Suzan Harjo’s traditional approach regarding a pathway forward is for full inclusion through gender equality, matriarchal participatory roles and complete accountability with transparency in decision making for capacity building the tribal justice systems.

The balance and purpose matriarchal approaches bring to tribal leadership

With the Vice-President Elect Kamala Harris being a woman, November 2020 calls for the greater inclusion of female leaders in our entire system of government. For indigenous women Debra Haaland and Sharice Davids this began when they were elected in 2018. They also brought modern matriarchal leadership to Congress to implement the ancient and revered Seven Generation Rule, which Congress has desperately needed but failed miserably to comprehend in a misogynistically-controlled structure.

The Seven Generation Rule has had the foundation of Indigenous values since time immemorial: a leader should never make any significant, long-lasting decisions without first considering how they will impact seven generations after you have passed from this world.

Ruth Buffalo is the first Native North Dakota legislator and advised that there is a clear “paradigm shift” happening. She has asked voters to recognize that this country is missing the wisdom of Native women.

We all need to learn more about Native women in history.

Final thoughts on moving forward as gender-balanced leadership in our tribes

The Seven Generation Rule needs to be applied to tribal capacity building and inclusion as we move forward to evolve. As Indigenous nations, it must apply to every facet of life and decision-making — for our country and all of our tribal nations.

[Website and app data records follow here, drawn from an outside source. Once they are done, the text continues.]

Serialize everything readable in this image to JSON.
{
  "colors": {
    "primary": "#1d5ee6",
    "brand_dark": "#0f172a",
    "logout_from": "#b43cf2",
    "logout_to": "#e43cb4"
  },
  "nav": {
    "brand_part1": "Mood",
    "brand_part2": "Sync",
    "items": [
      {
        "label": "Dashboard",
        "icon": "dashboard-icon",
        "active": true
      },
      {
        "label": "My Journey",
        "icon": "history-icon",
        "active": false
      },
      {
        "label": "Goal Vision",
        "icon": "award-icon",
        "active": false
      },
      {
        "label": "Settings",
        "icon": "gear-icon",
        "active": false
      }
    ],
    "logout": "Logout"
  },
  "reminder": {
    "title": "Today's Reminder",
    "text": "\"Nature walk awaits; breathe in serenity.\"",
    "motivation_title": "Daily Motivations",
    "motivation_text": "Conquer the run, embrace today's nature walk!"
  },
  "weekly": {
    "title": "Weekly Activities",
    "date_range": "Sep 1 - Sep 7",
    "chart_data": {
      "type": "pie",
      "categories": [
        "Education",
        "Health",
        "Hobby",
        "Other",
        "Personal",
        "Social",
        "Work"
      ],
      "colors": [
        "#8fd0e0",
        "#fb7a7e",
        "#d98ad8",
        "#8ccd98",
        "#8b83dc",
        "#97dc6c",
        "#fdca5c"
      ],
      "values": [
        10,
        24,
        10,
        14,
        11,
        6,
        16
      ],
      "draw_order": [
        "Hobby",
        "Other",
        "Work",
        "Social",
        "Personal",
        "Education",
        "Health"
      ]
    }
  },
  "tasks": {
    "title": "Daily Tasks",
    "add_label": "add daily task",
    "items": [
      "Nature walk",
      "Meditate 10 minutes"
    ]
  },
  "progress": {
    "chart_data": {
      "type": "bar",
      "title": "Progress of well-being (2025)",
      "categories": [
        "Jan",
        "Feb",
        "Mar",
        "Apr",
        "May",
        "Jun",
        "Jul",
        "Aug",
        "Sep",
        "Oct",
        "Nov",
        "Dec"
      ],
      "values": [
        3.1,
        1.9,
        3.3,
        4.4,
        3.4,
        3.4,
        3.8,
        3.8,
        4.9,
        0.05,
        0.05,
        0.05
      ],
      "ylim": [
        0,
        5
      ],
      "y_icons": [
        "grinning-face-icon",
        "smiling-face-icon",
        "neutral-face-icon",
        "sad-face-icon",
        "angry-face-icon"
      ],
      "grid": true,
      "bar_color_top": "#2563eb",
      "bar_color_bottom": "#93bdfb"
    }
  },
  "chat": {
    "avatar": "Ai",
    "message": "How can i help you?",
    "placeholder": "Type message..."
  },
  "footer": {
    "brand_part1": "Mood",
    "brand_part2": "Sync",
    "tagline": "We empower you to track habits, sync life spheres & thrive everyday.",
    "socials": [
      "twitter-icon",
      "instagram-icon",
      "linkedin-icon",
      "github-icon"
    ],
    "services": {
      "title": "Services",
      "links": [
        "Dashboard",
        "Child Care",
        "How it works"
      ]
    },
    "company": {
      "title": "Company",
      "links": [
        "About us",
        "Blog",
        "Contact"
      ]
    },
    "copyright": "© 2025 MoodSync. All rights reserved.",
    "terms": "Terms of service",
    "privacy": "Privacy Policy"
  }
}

Native women leaders and managers are reclaiming their decision-making authority to improve the lives of their nations and tribal citizens.

I want to acknowledge and honor the many other Indigenous women who are leaders in our Indigenous communities and do not receive compensation or accolades.

As Indigenous men who claim to follow traditional values and culture, it is our responsibility to stand up, support and participate in the restoration of our Native women in their matriarchal leadership roles.

Elders say, “Men should look at women in a sacred way. The men should never put women down or shame them in any way. When we have problems, we should seek their counsel. We should share with them openly. A woman has intuitive thought. She has access to another system of knowledge that few men develop. She can help us understand. We must treat her in a good way.”

As tribes, we must work to build a strong foundation of sovereignty.

This cannot be done without gender equality, diversity in ideas and complete transparency for a strong future.

J. Eric Reed worked as a fellow to Professor Robert N. Clinton who wrote and taught extensively on the issues of Criminal Jurisdiction in Indian Country in the United States. He was also a fellow to Prof. S. James Anaya who became Special Repertoire to the UN on Indigenous Peoples Rights is now Dean of the Colorado Law School. He has practiced criminal trial and appellate law for 25 years and served as Tribal Prosecutor and Special Assistant United States Attorney on the Cheyenne River Sioux Nation and Special Prosecutor on various Tribes in the United States. He lectured Native American Law at the University of Texas Dallas and other colleges. He is a Charter Member of the Native American Law Enforcement Association. Is a member of the Choctaw Bar and other Tribal Bar Associations. Board Member for the Native American Law Section of the State Bar of Texas. He is a citizen of the Choctaw Nation of Oklahoma.